Baby Allergy Facts
Although you may not dare leave the house these days without checking the pollen count and stuffing your pockets with Kleenex, luckily you need not worry -- yet -- that your baby will also experience hay fever. "Allergies develop after a cumulative exposure to an allergen," explains Anne Miranowski, M.D., a pediatric allergist in Fairfax, Virginia. "An infant doesn't spend enough time outdoors to develop a reaction to tree pollen, grass, or ragweed." However, allergic reactions to food and indoor environmental irritants can occur during baby's first year and might trigger symptoms like red eyes, sneezing, sniffling, or eczema.

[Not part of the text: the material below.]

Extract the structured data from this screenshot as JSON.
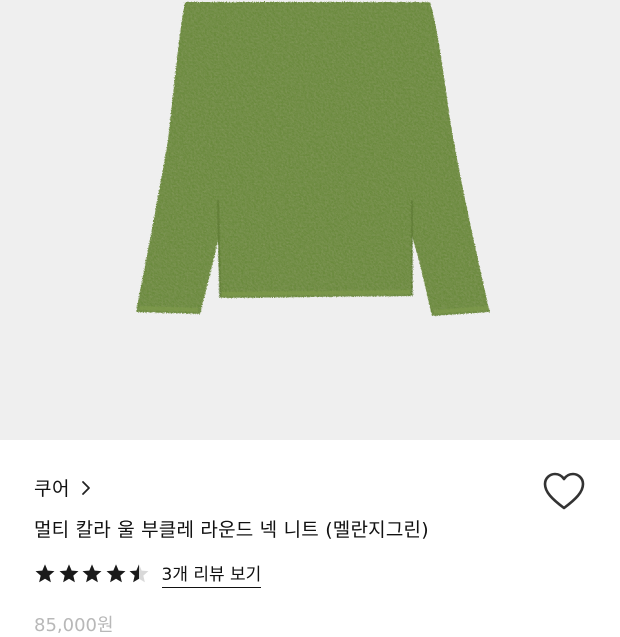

If you or your partner has an allergy, your baby is at increased risk. Her allergy may be completely different, though; if you're allergic to pollen, your child might react to cats. But even if you and your spouse never itch or sneeze, your kid isn't necessarily in the clear. Childhood allergies are on the rise, and many young sufferers have no family history. Some experts think our superclean, ultra-hygienic lifestyle plays a role. If kids live in an almost-germ-free bubble, the theory goes, their immune system will pick fights with other invaders, like foods or household particles. Of course, we're not suggesting you abandon hand sanitizer -- which is why we asked experts for practical advice on how to manage the types of allergies that affect infants most.